Thanks to CIRAD, we understood that there would not be a dairy industry in the Sahel without powdered milk imports. And no industry would mean no local collection. The knowledge generated by research has enabled players (milk producers, animal feed producers, African and European dairy firms, consumers and regional institutions) to change how they see themselves, overcome past inertia and blockages and identify opportunities for collaboration. There are people talking now who would never have agreed to sit down together a few years ago. We have organized almost ten meetings in the past five years to encourage players to come up with new visions centring on how things could be done differently. This dialogue, which is key, hinges on the ability of researchers to calm the debate and put science back at the centre of any exchanges. In this respect, CIRAD, which bases its research on hypotheses, is the very model of a development-oriented research organization.
technical adviser on CARE Denmark pastoral programmes in the Sahel
Training dairy sector managers
By supervising a series of theses on the dairy sector in the Sahel and establishing training courses, CIRAD is helping to build a valuable body of knowledge and supporting dairy sector leaders. Many ex-PhD students who were co-supervised by CIRAD are now working for agricultural research organizations in West Africa, international public development aid agencies (World Bank, USAID, etc.) and the authorities.
What remains to be done? One of the priorities for our current research is to work alongside African and European dairy firms to promote “responsible” investment and exports in West Africa. To this end, in December 2020, CIRAD presented a study of the environmental and socioeconomic impacts of European powdered milk exports to West Africa to European parliament members. This work with the private sector complements our background work of supporting public policy, farmers’ organizations and development agencies.
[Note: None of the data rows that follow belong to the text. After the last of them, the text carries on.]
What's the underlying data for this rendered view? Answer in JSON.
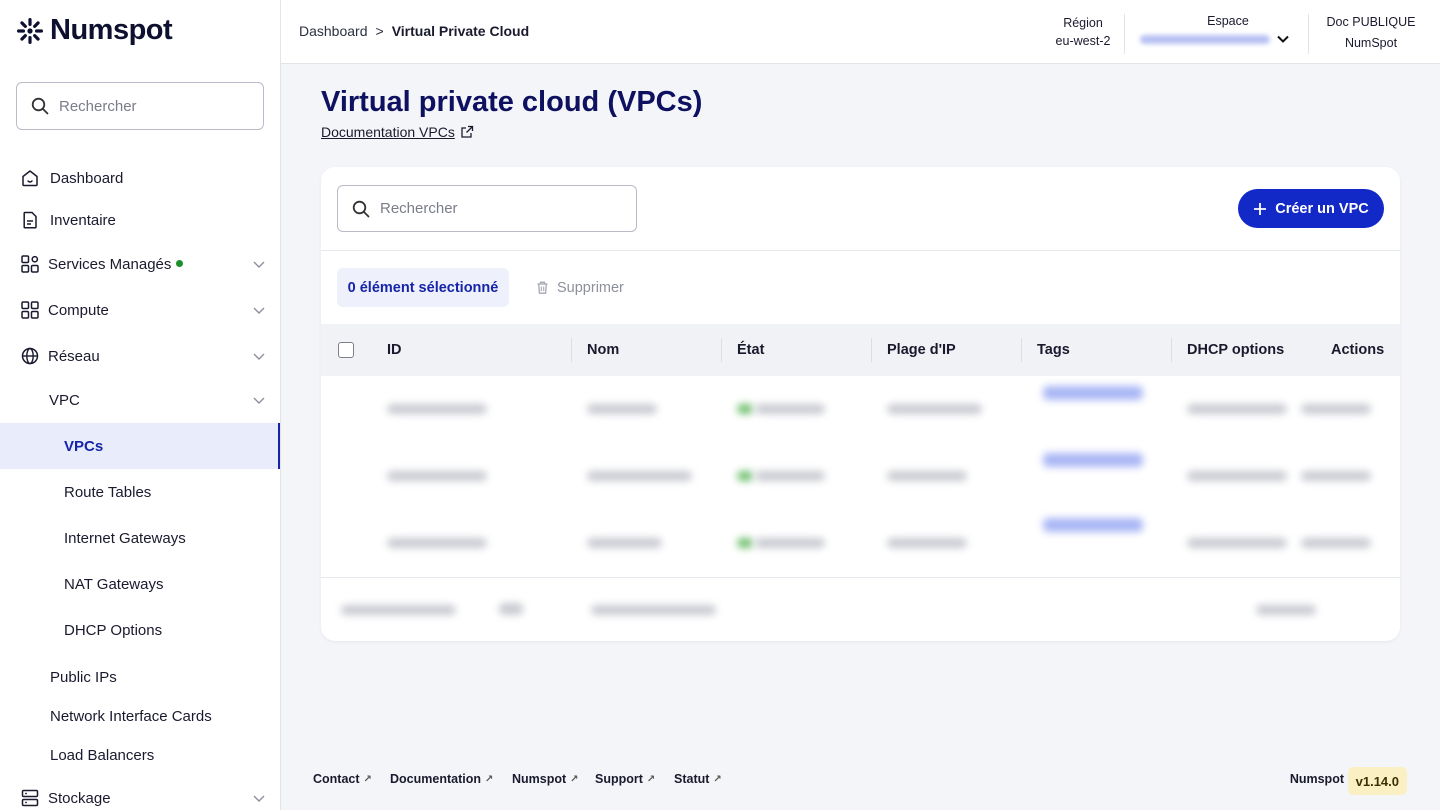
{
  "app": {
    "brand": "Numspot"
  },
  "sidebar": {
    "search_placeholder": "Rechercher",
    "items": [
      {
        "label": "Dashboard",
        "icon": "home-icon"
      },
      {
        "label": "Inventaire",
        "icon": "document-icon"
      },
      {
        "label": "Services Managés",
        "icon": "services-icon",
        "status_dot": "green"
      },
      {
        "label": "Compute",
        "icon": "grid-icon"
      },
      {
        "label": "Réseau",
        "icon": "globe-icon"
      },
      {
        "label": "VPC"
      },
      {
        "label": "VPCs",
        "active": true
      },
      {
        "label": "Route Tables"
      },
      {
        "label": "Internet Gateways"
      },
      {
        "label": "NAT Gateways"
      },
      {
        "label": "DHCP Options"
      },
      {
        "label": "Public IPs"
      },
      {
        "label": "Network Interface Cards"
      },
      {
        "label": "Load Balancers"
      },
      {
        "label": "Stockage",
        "icon": "storage-icon"
      }
    ]
  },
  "topbar": {
    "breadcrumb": [
      "Dashboard",
      "Virtual Private Cloud"
    ],
    "breadcrumb_sep": ">",
    "region_label": "Région",
    "region_value": "eu-west-2",
    "space_label": "Espace",
    "doc_label": "Doc PUBLIQUE",
    "doc_value": "NumSpot"
  },
  "page": {
    "title": "Virtual private cloud (VPCs)",
    "doc_link": "Documentation VPCs"
  },
  "table": {
    "search_placeholder": "Rechercher",
    "create_button": "Créer un VPC",
    "selected_count": "0 élément sélectionné",
    "delete_button": "Supprimer",
    "columns": [
      "ID",
      "Nom",
      "État",
      "Plage d'IP",
      "Tags",
      "DHCP options",
      "Actions"
    ]
  },
  "footer": {
    "links": [
      "Contact",
      "Documentation",
      "Numspot",
      "Support",
      "Statut"
    ],
    "brand": "Numspot",
    "version": "v1.14.0"
  },
  "colors": {
    "primary": "#1229c7",
    "title": "#0e1060",
    "active_bg": "#e9ecfb",
    "status_green": "#1a8f2a",
    "version_bg": "#fbf0c4"
  }
}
Our support of this sector, which is of key importance for the West African economies of the future, is thus growing year after year.